In stark contrast to the geometric elegance of the Bangle, the Snowdrop is inspired by the white bell-shaped flowers that grow through thin layers of snow in the Vallee de Joux where Jaeger-LeCoultre is headquartered. For this watch, the artisans turn to carefully cut fancy shaped diamonds, including pear-cuts that surround the dial to emulate the petals of the flower. Ensuing petal patterns repeat and repeat – forming a beautifully symmetrical floral bracelet. Here again, the diamonds are set griffe style to allow light to pass through from all angles, intensifying the sparkle of the stones. In addition to the 204 pear-shaped diamonds, another 700 brilliant-cut diamonds complete the look. The setting of these 20.9 carats of stones represents more than 130 hours of work by the brand’s master gem setters.
The History of the Jaeger-LeCoultre Caliber 101
As early as 1880, Jaeger-LeCoultre had already begun miniaturizing its movements in order to accommodate smaller watches for women. By the early 1900’s, the brand had come a long way—introducing another small movement, the Caliber 6EB, that measured just over 1 cm square.
The big break, though, came in 1929 when the Caliber 101 burst onto the scene. Instead of having all of the mechanical watch components assembled on a single plate, the Caliber 101 used a stacked two-level format (which had first been developed for its Duoplan watch in 1925). With this method, the escapement is set on one plane, while the barrel and cogs are on another. The mainspring of the 78-piece movement is wound by a flat crown set into the case base.
Evolution of the Jaeger-LeCoultre Caliber 101

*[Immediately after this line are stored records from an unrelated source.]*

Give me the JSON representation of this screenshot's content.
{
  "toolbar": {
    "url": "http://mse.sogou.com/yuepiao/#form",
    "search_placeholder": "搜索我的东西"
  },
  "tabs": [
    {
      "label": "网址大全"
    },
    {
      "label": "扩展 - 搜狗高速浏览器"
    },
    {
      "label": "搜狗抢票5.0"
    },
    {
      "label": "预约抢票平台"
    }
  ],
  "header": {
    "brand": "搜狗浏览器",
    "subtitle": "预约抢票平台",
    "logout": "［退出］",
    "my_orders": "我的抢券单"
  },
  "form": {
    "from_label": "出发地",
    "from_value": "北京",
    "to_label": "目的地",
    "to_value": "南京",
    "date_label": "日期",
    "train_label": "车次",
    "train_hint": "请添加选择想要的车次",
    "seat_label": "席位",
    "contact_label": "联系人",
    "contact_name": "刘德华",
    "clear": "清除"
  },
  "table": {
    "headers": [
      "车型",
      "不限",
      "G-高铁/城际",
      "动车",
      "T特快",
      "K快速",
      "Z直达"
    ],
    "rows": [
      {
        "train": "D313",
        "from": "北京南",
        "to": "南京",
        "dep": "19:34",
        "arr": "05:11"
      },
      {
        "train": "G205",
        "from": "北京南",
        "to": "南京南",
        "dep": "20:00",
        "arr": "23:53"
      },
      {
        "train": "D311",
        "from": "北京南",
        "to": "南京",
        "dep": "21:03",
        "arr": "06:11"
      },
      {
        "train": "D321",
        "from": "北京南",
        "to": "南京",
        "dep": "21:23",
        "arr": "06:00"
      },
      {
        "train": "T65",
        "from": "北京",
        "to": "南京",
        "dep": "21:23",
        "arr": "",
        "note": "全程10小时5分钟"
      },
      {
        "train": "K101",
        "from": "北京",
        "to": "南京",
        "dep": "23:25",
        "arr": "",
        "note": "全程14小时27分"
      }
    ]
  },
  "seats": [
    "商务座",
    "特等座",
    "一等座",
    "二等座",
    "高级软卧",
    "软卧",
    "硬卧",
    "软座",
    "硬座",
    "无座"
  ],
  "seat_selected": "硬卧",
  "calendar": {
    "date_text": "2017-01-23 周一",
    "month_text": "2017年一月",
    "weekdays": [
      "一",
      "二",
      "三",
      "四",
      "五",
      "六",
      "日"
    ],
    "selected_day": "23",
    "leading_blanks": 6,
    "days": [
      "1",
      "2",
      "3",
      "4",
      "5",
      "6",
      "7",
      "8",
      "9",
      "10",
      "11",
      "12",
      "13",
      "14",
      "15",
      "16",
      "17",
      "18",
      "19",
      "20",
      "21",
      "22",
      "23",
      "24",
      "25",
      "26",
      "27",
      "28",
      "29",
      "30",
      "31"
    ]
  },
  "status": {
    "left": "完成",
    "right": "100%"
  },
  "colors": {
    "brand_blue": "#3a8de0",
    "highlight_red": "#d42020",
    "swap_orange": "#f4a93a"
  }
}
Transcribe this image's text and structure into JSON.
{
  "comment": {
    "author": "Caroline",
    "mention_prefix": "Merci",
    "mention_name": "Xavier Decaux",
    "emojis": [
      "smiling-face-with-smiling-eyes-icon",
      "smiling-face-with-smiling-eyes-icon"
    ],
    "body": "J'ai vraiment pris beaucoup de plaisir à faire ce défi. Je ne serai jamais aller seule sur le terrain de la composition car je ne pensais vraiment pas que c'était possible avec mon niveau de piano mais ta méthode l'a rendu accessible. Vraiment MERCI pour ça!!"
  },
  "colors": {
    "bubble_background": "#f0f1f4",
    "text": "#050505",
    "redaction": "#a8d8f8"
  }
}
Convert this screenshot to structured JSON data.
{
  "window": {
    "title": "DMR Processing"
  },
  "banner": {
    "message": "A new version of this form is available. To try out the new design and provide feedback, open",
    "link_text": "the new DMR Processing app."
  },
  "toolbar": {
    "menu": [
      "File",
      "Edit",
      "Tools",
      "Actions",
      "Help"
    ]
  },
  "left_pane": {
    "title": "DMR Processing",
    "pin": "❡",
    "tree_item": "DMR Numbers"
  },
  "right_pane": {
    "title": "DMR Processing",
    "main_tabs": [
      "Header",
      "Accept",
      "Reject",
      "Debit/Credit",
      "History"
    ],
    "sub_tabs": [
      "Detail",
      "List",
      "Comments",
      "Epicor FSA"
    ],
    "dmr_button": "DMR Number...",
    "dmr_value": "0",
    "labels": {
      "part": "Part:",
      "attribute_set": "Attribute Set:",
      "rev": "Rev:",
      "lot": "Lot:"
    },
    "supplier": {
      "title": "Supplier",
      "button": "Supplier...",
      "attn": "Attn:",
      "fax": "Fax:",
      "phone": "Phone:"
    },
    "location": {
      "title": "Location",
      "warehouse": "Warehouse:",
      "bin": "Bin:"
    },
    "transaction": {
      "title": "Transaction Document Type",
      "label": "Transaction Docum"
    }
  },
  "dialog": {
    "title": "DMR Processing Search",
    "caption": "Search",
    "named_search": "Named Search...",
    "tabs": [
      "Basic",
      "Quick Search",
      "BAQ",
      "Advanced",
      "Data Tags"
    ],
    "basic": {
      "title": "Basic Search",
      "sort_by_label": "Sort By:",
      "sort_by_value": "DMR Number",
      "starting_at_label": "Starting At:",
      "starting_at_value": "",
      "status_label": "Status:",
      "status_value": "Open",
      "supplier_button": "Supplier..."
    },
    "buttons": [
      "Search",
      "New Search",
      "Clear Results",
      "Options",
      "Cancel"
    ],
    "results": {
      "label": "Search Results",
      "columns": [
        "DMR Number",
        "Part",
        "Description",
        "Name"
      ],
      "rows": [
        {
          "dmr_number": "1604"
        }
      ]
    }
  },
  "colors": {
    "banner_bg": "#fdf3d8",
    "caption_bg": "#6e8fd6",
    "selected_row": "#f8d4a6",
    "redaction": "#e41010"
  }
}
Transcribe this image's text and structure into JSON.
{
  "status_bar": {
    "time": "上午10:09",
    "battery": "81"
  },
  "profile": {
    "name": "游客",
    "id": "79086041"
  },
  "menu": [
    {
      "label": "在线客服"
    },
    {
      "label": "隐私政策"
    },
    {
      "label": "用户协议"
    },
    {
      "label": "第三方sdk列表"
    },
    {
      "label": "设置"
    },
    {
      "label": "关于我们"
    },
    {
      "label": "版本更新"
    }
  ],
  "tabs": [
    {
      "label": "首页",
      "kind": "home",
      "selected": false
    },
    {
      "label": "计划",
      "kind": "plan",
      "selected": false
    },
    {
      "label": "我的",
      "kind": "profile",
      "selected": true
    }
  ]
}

Over the years, the Caliber 101 has naturally been improved thanks to updated materials, micro-machining and more, but its architecture and size have remained relatively unchanged. Today, the fourth-generation Caliber 101/4 consists of 98 parts and measures 14mm x 4.8mm with a thickness of 3.4mm. It still weighs less than one gram. The balance wheel oscillates at 3Hz) and the mainspring provides 33 hours of power reserve. Because of the tiny scale of the movement, each of the miniscule components are custom-produced by just a handful of watchmakers at Jaeger-LeCoultre who have mastered the art of building the microscopic pieces into a spectacular Caliber 101. This makes the watch incredibly rare, as only a few handfuls can be produced each year.